When the word "JSON" shows up in a line of the records below, copy that line.
#### RECORDS FOR THE TASK ####
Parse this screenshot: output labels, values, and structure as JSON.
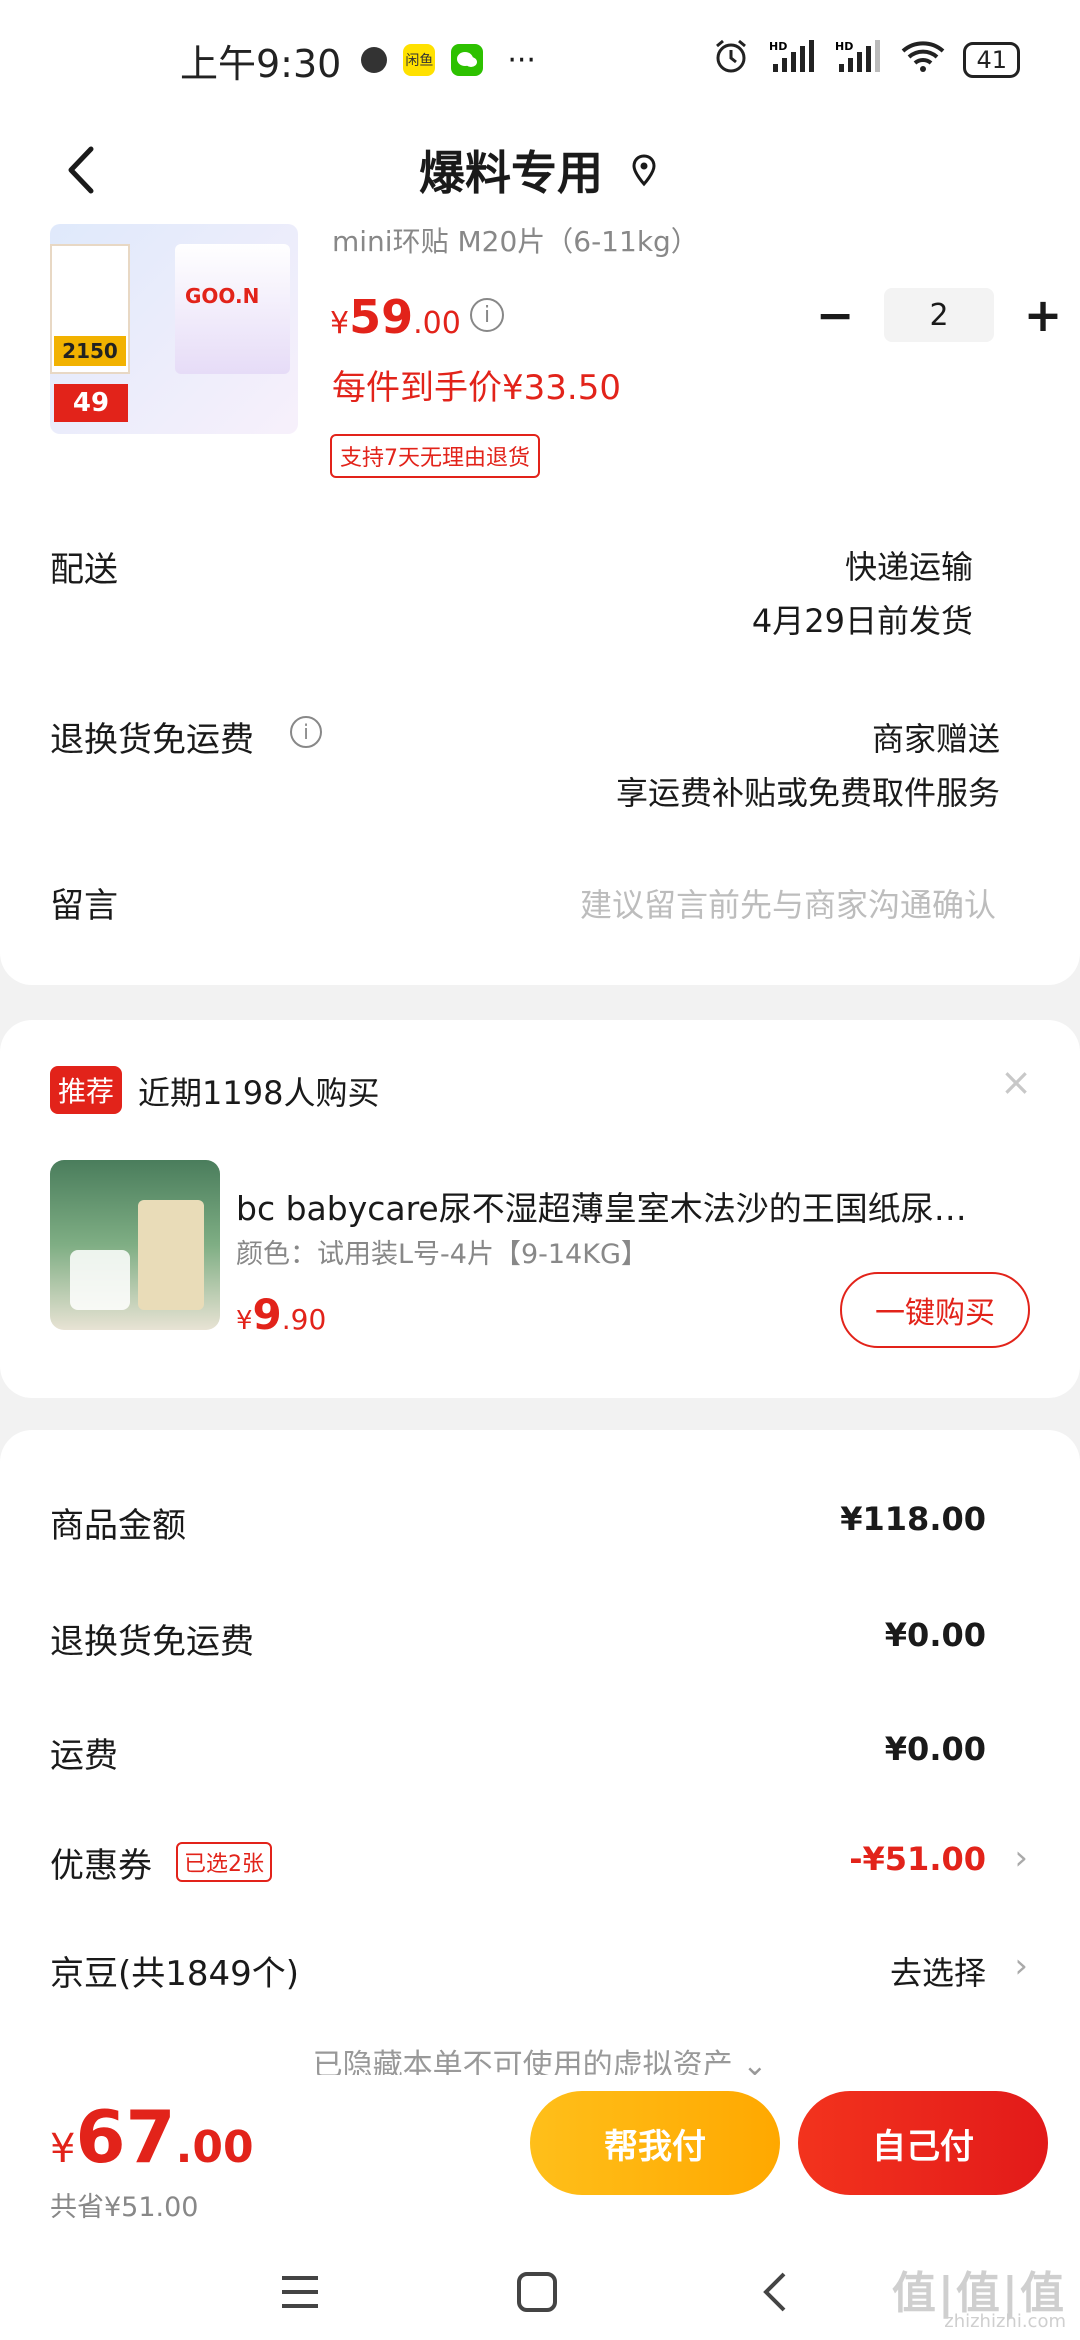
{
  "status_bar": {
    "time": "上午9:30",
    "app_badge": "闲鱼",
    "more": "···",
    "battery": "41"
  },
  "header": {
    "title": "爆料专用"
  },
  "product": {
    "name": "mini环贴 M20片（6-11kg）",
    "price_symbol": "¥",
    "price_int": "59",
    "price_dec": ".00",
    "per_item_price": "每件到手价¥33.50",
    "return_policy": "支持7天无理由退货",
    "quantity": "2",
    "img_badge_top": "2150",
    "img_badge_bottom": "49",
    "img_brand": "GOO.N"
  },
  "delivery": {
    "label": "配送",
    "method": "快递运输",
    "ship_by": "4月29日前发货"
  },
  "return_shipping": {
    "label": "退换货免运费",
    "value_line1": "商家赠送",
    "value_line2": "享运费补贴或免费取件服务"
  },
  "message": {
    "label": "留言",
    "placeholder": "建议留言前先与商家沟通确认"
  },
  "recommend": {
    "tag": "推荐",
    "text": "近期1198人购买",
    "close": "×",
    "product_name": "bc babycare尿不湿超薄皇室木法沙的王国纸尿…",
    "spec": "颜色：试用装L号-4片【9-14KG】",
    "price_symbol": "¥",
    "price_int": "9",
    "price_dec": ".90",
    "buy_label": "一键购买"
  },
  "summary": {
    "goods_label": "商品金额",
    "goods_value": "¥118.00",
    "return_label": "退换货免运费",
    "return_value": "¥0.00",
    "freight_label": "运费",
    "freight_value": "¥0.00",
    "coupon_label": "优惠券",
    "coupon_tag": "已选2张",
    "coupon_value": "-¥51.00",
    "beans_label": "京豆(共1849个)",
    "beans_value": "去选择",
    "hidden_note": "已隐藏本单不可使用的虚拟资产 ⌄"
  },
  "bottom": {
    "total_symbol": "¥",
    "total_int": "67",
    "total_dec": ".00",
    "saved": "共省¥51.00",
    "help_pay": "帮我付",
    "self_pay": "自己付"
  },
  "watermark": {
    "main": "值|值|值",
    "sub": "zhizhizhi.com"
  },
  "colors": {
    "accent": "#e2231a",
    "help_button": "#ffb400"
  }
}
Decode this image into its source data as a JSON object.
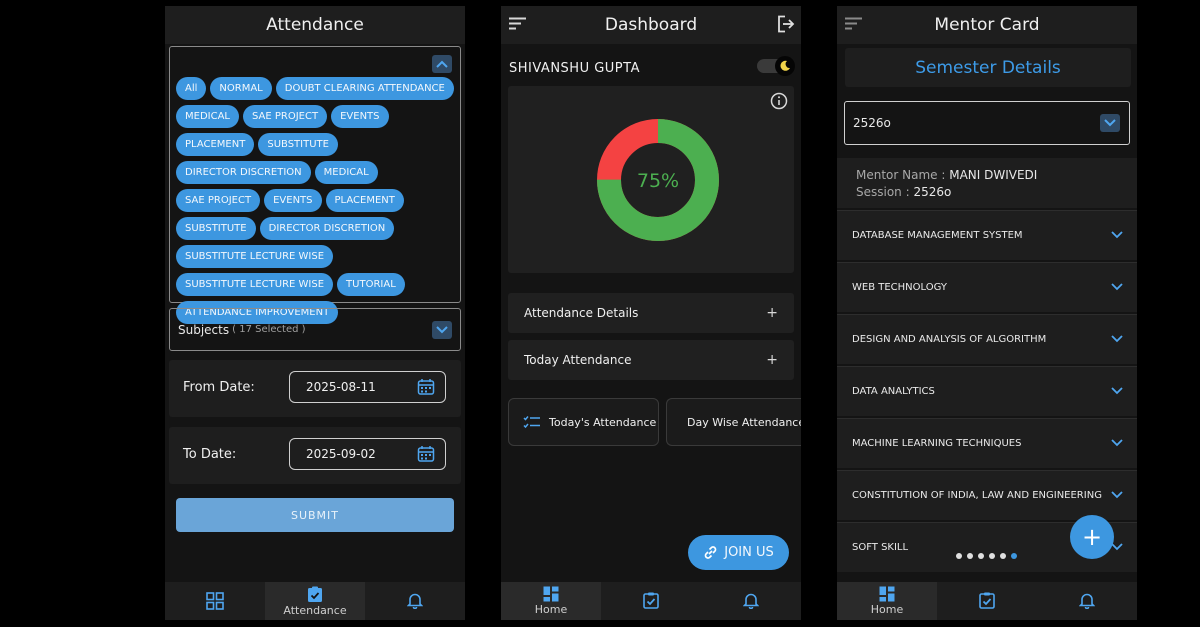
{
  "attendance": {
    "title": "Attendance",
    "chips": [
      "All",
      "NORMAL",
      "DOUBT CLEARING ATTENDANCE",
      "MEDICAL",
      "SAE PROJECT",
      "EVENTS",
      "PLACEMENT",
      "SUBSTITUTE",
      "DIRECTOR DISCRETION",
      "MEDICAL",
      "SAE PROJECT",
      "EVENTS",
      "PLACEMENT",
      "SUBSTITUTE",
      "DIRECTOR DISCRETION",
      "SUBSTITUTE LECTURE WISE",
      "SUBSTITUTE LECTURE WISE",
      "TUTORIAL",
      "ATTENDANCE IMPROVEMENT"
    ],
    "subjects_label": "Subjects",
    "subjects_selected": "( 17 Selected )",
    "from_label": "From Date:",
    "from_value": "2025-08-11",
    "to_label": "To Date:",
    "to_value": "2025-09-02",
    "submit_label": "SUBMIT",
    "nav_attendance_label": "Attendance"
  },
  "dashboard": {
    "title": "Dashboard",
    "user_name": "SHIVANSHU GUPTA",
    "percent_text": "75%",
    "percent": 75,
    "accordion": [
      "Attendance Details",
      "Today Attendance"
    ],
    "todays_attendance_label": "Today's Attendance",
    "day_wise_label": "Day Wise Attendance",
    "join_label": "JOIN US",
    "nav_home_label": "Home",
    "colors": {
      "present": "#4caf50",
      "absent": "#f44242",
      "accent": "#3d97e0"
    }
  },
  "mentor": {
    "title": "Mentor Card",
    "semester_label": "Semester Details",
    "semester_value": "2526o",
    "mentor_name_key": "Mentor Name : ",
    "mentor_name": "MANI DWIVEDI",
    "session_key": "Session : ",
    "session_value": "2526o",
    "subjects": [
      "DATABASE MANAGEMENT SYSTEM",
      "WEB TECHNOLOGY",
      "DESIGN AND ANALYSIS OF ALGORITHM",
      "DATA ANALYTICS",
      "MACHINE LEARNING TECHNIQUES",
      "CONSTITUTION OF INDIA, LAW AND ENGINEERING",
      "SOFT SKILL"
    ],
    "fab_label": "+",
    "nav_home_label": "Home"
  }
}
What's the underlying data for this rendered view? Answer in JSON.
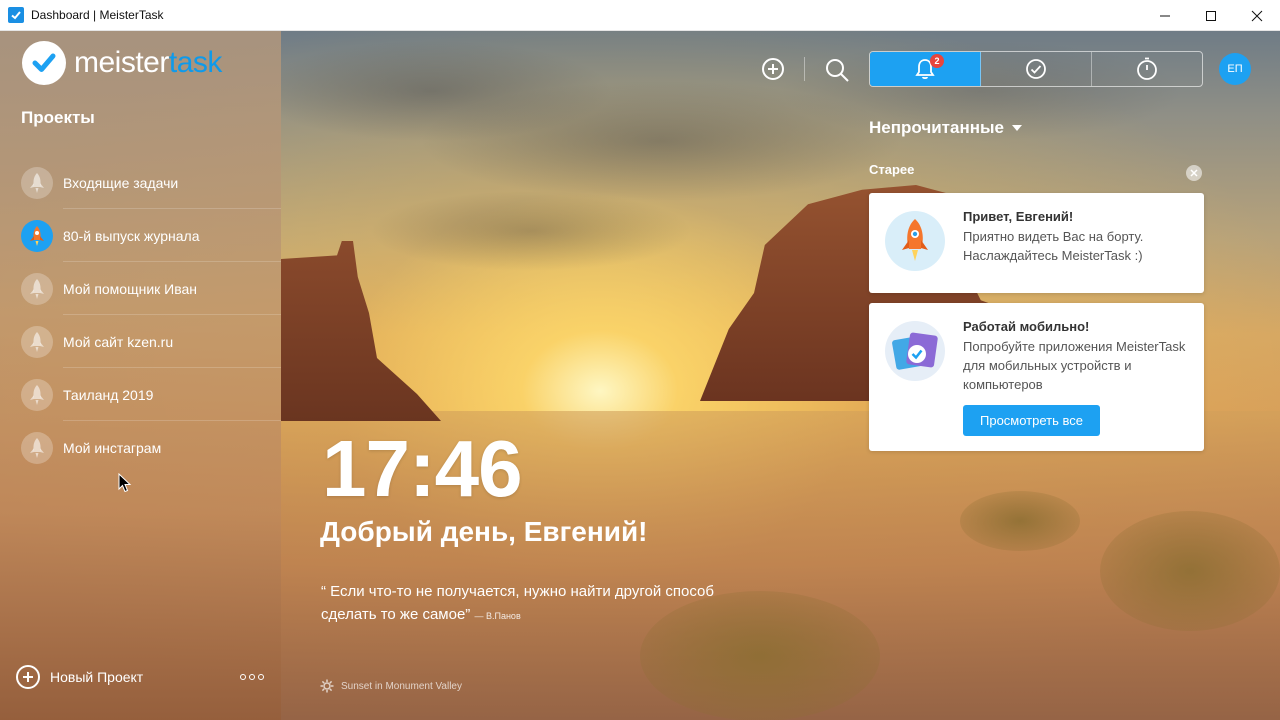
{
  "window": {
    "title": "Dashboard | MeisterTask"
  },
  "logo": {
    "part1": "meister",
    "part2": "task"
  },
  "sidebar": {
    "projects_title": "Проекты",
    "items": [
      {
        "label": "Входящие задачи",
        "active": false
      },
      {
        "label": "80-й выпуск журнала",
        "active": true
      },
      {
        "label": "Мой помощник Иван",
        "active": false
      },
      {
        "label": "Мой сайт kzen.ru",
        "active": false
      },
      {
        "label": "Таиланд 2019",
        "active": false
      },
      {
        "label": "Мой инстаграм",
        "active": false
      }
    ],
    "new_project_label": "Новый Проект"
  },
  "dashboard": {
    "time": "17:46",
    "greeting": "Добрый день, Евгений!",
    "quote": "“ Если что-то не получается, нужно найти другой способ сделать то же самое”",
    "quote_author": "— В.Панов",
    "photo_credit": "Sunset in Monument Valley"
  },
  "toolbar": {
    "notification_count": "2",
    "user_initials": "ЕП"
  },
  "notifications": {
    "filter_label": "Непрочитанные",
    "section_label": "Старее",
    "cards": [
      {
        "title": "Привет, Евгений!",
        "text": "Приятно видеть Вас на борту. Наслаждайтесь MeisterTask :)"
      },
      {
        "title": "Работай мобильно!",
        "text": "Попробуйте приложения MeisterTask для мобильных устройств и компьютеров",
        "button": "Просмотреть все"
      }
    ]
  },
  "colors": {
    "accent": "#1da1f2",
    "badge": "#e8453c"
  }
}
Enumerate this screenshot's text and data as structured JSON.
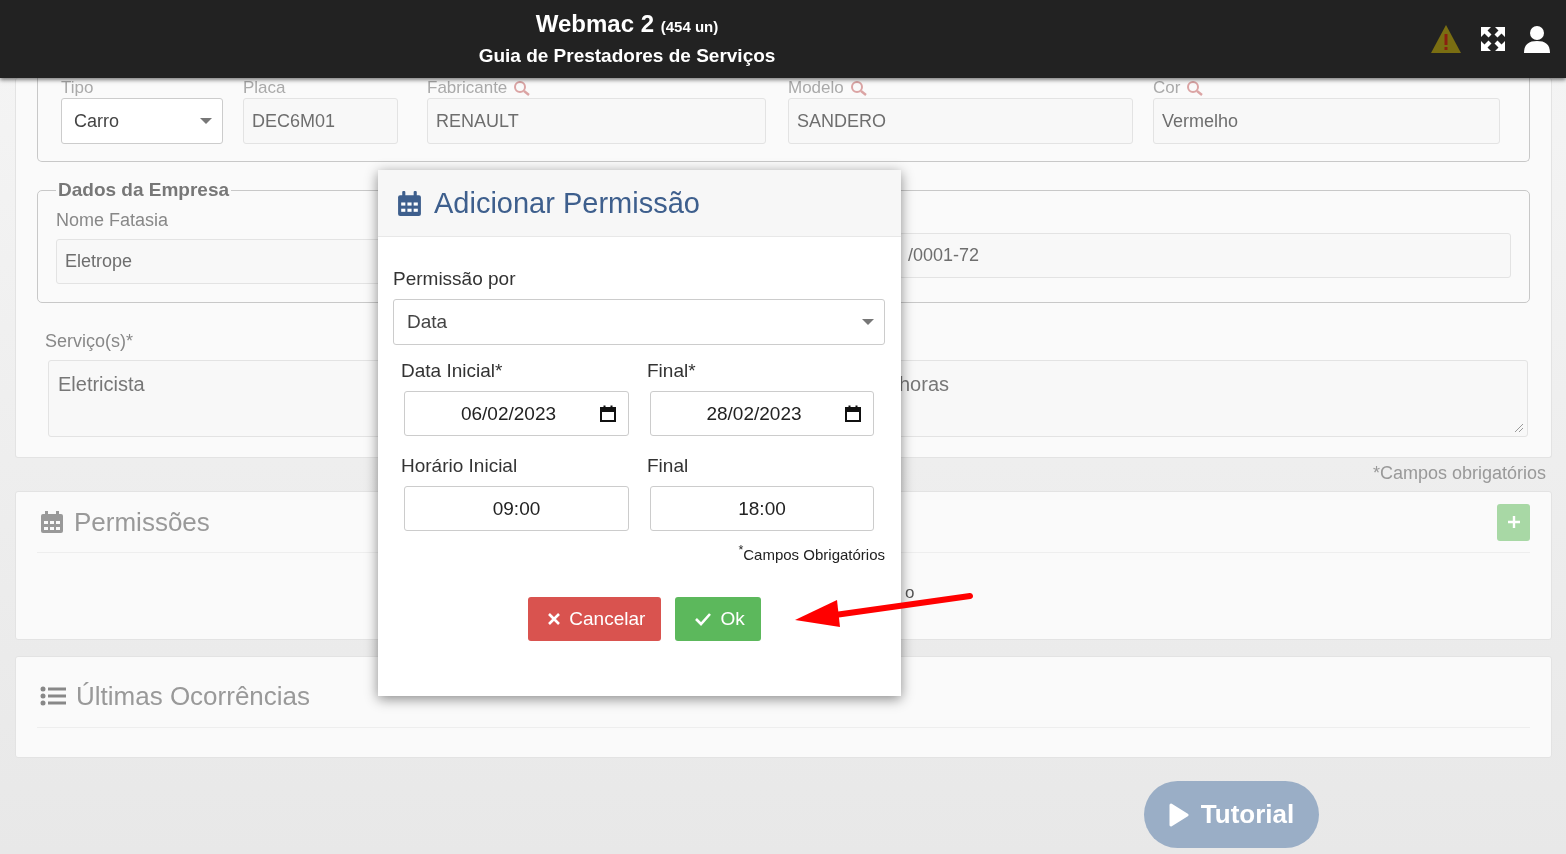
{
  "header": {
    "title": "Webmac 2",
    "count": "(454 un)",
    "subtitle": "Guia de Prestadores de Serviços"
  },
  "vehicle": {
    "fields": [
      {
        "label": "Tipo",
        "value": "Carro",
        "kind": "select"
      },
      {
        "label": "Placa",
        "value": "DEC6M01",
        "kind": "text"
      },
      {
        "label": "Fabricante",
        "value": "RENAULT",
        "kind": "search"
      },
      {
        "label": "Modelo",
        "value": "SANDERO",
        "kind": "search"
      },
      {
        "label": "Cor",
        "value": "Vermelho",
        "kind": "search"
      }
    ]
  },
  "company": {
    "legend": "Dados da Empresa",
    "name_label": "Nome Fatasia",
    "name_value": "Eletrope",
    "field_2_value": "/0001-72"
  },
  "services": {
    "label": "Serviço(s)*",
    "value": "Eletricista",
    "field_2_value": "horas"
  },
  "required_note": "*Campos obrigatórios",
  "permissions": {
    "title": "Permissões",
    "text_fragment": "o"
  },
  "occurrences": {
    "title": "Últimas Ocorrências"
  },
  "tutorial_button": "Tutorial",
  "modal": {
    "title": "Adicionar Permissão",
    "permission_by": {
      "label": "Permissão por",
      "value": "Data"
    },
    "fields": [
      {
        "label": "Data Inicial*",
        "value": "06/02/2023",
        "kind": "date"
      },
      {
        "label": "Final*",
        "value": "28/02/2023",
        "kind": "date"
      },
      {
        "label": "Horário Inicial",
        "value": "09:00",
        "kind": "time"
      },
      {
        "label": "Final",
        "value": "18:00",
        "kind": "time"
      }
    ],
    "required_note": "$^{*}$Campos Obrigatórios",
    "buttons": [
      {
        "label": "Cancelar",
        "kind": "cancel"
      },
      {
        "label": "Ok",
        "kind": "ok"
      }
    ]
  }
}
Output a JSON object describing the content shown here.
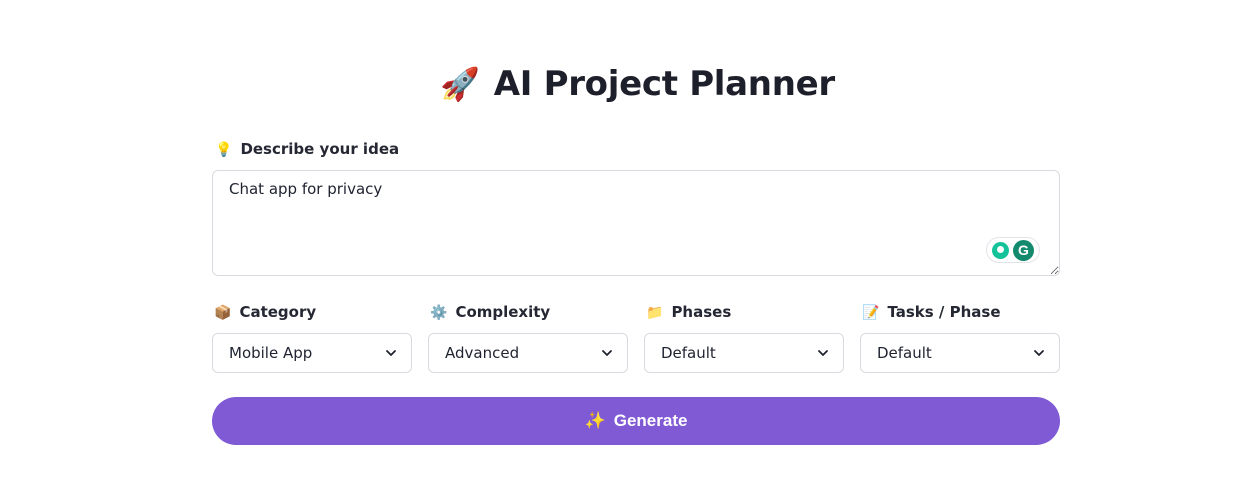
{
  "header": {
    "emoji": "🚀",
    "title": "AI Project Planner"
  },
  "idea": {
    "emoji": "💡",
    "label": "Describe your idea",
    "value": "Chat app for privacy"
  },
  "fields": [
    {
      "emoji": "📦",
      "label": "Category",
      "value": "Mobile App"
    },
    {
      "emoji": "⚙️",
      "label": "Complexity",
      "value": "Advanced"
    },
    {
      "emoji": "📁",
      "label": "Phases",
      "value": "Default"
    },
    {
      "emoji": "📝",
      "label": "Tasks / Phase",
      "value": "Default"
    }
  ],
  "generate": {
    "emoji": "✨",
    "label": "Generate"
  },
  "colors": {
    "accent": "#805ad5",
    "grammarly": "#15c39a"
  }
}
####
» **FINISHED TASK**
Parse this screenshot: output labels, values, and structure as JSON.
Decode this image into its source data as a JSON object.
What's the underlying data for this rendered view? Answer in JSON.
Enumerate this screenshot's text and data as structured JSON.
Output a JSON object describing the content shown here.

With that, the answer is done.